* [DESCRIPTION OF THE TASK]:
Below are the records to retype. Keep every character exactly and leave out the pictures.
━━━━━ EXTRACTED MATERIAL ━━━━━
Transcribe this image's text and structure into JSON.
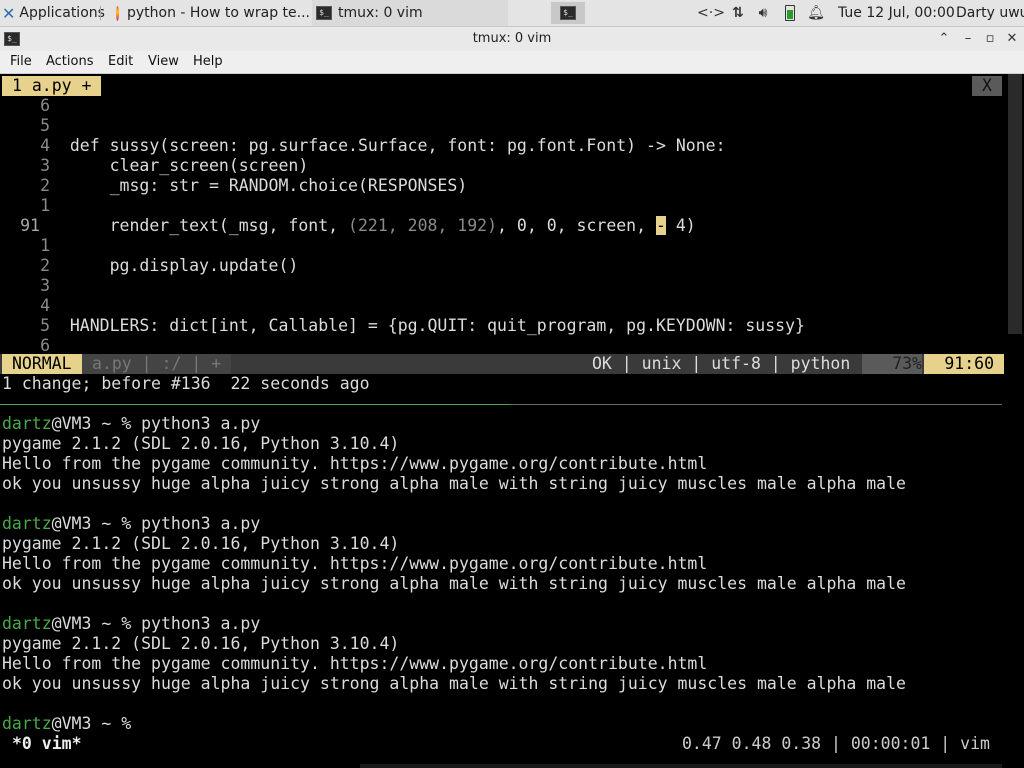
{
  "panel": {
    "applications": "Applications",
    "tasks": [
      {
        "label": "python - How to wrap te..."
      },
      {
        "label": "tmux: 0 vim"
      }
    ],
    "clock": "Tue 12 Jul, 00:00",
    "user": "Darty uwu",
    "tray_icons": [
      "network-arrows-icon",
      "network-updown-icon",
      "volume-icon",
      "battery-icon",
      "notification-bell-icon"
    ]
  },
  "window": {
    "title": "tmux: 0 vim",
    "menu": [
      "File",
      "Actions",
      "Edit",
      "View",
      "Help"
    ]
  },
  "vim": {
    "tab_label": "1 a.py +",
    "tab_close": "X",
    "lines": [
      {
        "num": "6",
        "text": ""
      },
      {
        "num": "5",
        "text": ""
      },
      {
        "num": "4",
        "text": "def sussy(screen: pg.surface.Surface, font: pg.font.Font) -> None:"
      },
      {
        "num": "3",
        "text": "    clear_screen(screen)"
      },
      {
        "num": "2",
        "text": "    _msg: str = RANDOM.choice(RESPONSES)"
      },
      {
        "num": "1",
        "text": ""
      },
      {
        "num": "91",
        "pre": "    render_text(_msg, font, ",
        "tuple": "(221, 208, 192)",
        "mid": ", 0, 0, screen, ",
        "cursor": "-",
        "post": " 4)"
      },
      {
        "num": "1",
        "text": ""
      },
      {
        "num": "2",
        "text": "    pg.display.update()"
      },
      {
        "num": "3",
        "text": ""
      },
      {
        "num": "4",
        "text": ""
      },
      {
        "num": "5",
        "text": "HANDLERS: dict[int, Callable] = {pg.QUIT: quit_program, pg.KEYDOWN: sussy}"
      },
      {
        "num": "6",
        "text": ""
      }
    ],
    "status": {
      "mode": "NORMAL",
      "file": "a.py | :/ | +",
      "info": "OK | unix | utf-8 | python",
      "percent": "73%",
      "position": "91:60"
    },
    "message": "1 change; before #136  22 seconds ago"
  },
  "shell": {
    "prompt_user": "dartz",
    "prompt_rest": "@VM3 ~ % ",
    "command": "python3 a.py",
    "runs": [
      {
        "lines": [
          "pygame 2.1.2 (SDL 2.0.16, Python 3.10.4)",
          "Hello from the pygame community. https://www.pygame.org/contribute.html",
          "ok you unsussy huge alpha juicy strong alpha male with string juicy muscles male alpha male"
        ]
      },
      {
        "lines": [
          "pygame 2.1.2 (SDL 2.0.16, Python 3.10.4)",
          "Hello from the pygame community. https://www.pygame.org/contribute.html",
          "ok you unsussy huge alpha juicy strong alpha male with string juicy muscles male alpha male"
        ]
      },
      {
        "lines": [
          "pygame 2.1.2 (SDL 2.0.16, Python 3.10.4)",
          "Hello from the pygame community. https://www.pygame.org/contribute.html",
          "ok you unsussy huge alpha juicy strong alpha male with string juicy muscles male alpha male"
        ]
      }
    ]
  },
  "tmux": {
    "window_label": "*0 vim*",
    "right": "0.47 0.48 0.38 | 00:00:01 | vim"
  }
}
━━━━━
* [RESPONSE TO THE TASK]:
Transcribe this image's text and structure into JSON.
{
  "panel": {
    "applications": "Applications",
    "tasks": [
      {
        "label": "python - How to wrap te..."
      },
      {
        "label": "tmux: 0 vim"
      }
    ],
    "clock": "Tue 12 Jul, 00:00",
    "user": "Darty uwu",
    "tray_icons": [
      "network-arrows-icon",
      "network-updown-icon",
      "volume-icon",
      "battery-icon",
      "notification-bell-icon"
    ]
  },
  "window": {
    "title": "tmux: 0 vim",
    "menu": [
      "File",
      "Actions",
      "Edit",
      "View",
      "Help"
    ]
  },
  "vim": {
    "tab_label": "1 a.py +",
    "tab_close": "X",
    "lines": [
      {
        "num": "6",
        "text": ""
      },
      {
        "num": "5",
        "text": ""
      },
      {
        "num": "4",
        "text": "def sussy(screen: pg.surface.Surface, font: pg.font.Font) -> None:"
      },
      {
        "num": "3",
        "text": "    clear_screen(screen)"
      },
      {
        "num": "2",
        "text": "    _msg: str = RANDOM.choice(RESPONSES)"
      },
      {
        "num": "1",
        "text": ""
      },
      {
        "num": "91",
        "pre": "    render_text(_msg, font, ",
        "tuple": "(221, 208, 192)",
        "mid": ", 0, 0, screen, ",
        "cursor": "-",
        "post": " 4)"
      },
      {
        "num": "1",
        "text": ""
      },
      {
        "num": "2",
        "text": "    pg.display.update()"
      },
      {
        "num": "3",
        "text": ""
      },
      {
        "num": "4",
        "text": ""
      },
      {
        "num": "5",
        "text": "HANDLERS: dict[int, Callable] = {pg.QUIT: quit_program, pg.KEYDOWN: sussy}"
      },
      {
        "num": "6",
        "text": ""
      }
    ],
    "status": {
      "mode": "NORMAL",
      "file": "a.py | :/ | +",
      "info": "OK | unix | utf-8 | python",
      "percent": "73%",
      "position": "91:60"
    },
    "message": "1 change; before #136  22 seconds ago"
  },
  "shell": {
    "prompt_user": "dartz",
    "prompt_rest": "@VM3 ~ % ",
    "command": "python3 a.py",
    "runs": [
      {
        "lines": [
          "pygame 2.1.2 (SDL 2.0.16, Python 3.10.4)",
          "Hello from the pygame community. https://www.pygame.org/contribute.html",
          "ok you unsussy huge alpha juicy strong alpha male with string juicy muscles male alpha male"
        ]
      },
      {
        "lines": [
          "pygame 2.1.2 (SDL 2.0.16, Python 3.10.4)",
          "Hello from the pygame community. https://www.pygame.org/contribute.html",
          "ok you unsussy huge alpha juicy strong alpha male with string juicy muscles male alpha male"
        ]
      },
      {
        "lines": [
          "pygame 2.1.2 (SDL 2.0.16, Python 3.10.4)",
          "Hello from the pygame community. https://www.pygame.org/contribute.html",
          "ok you unsussy huge alpha juicy strong alpha male with string juicy muscles male alpha male"
        ]
      }
    ]
  },
  "tmux": {
    "window_label": "*0 vim*",
    "right": "0.47 0.48 0.38 | 00:00:01 | vim"
  }
}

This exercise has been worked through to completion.